The aqueduct brought water to the city of Emerita Augusta. It has long since ceased functioning, but the original structure brought water from the hills over 20 miles away. The largest part of the aqueduct is outside of the old town and is in a public park. There is no fee to visit and walk around the ruins.

Arco de Trajano

Arco de Trajano, Mérida, Spain
Arco de Trajano

The Arch of Trajan is one of the smaller structures in Mérida, but one of the most impressive. It is located in the middle of town. The arch itself is pretty well preserved and extends over the modern day street of Calle Trajano.

Roman baths in Alange

Roman baths in Alange, Spain
Roman baths in Alange

The Roman baths are located in the town of Alange, which is approximately 30km outside of Mérida. The baths were built on a hot spring and were originally built by the Romans. It still functions as a spa today and there are parts of the original Roman structure which can be seen. As it is a separate facility, the fees to enter are separate from any of the other attractions. The fee for the spa circuit is €35 which takes about 2 hours. A cheaper tour of the facility where you don’t enter the water is also available. Note: there was almost no English spoken by any of the staff and the tours are only offered in Spanish.

Photography Tips

There is a lot to see in Media, and much of it is surrounded by modern buildings. I’d suggest getting up in the morning to photograph the places which don’t have an entrance fee or entrance times. This would include the Aqueduct, the circus, the Temple of Diana, and the bridge.

Then go to the Roman Theater and the amphitheater when it opens at 9am. This will give you the best light for both places, especially the theater, which is the showpiece of Mérida.

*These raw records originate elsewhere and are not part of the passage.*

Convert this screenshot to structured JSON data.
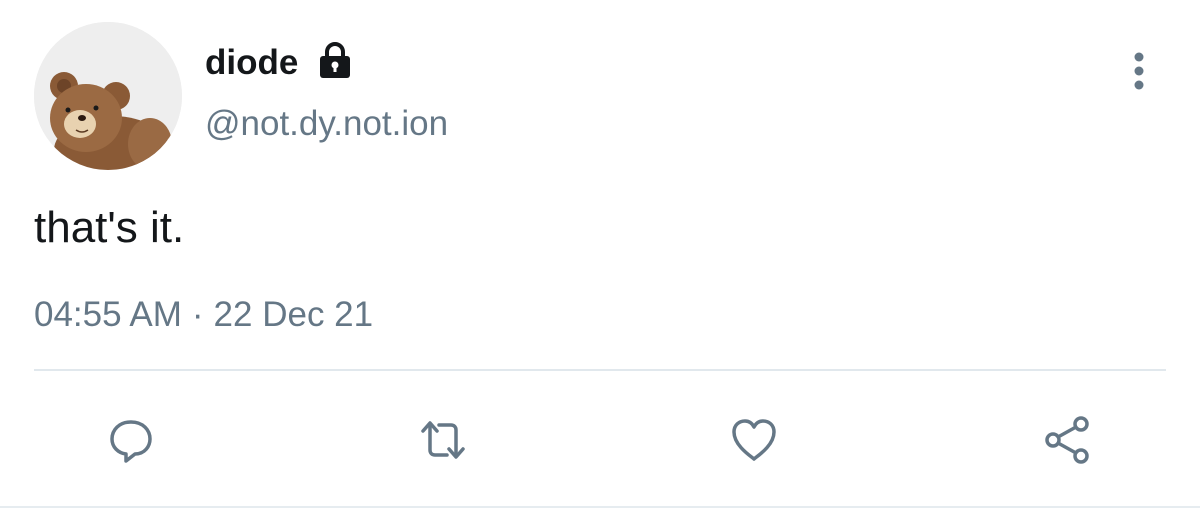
{
  "tweet": {
    "display_name": "diode",
    "handle": "@not.dy.not.ion",
    "protected_icon": "lock-icon",
    "text": "that's it.",
    "time": "04:55 AM",
    "separator": "·",
    "date": "22 Dec 21",
    "avatar_icon": "teddy-bear-avatar"
  },
  "actions": {
    "reply_icon": "reply-icon",
    "retweet_icon": "retweet-icon",
    "like_icon": "heart-icon",
    "share_icon": "share-icon",
    "more_icon": "more-options-icon"
  },
  "colors": {
    "primary_text": "#14171a",
    "secondary_text": "#657786",
    "icon": "#657786",
    "divider": "#e1e8ed"
  }
}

Go to the museum and the Casa del Mitreo when the sun is highest and in the mid-afternoon. Both are either indoors or are covered and do not get direct sunlight. Remember that lunch is eaten very late in Spain, usually at least at 2pm.

Where to stay

Hotels in Merida

How to get there


The closest international airports to Mérida are in Madrid, Seville, and Lisbon. Driving time from each airport is approximately 3-4 hours.

The closest domestic airport would be in the city of Badajoz which is 70km away.

By Car

Mérida is connected to the rest of Spain by major highways and it is easy to reach by car. Drive times from international airports are as follows:

Madrid: 4 hours
Seville: 2 hours
Lisbon: 3 hours

Public Transportation

There are 6 daily buses which go from Madrid to Mérida each day. Ticket prices are approximately $35 one-way. There are also buses available on a daily basis from Lisbon and Seville.


Prices in Mérida are similar to what you will find in most of Spain but slightly cheaper than what you will find in the largest cities. Prices for hotels and meals can vary greatly depending on where you stay or eat (see above), but there are affordable options available.


Mérida has a moderate climate and it will seldom snow in the winter.

Average temperatures range from 50F/10C in January to 79F/26C in August.

Gary Arndt
Gary Arndt

Gary began traveling the world in 2007. His travels have taken him to over 200 countries and territories and 400 UNESCO World Heritage Sites.

He is a 3x Lowell Thomas Award winner and a 3x North American Travel Photographer of the Year.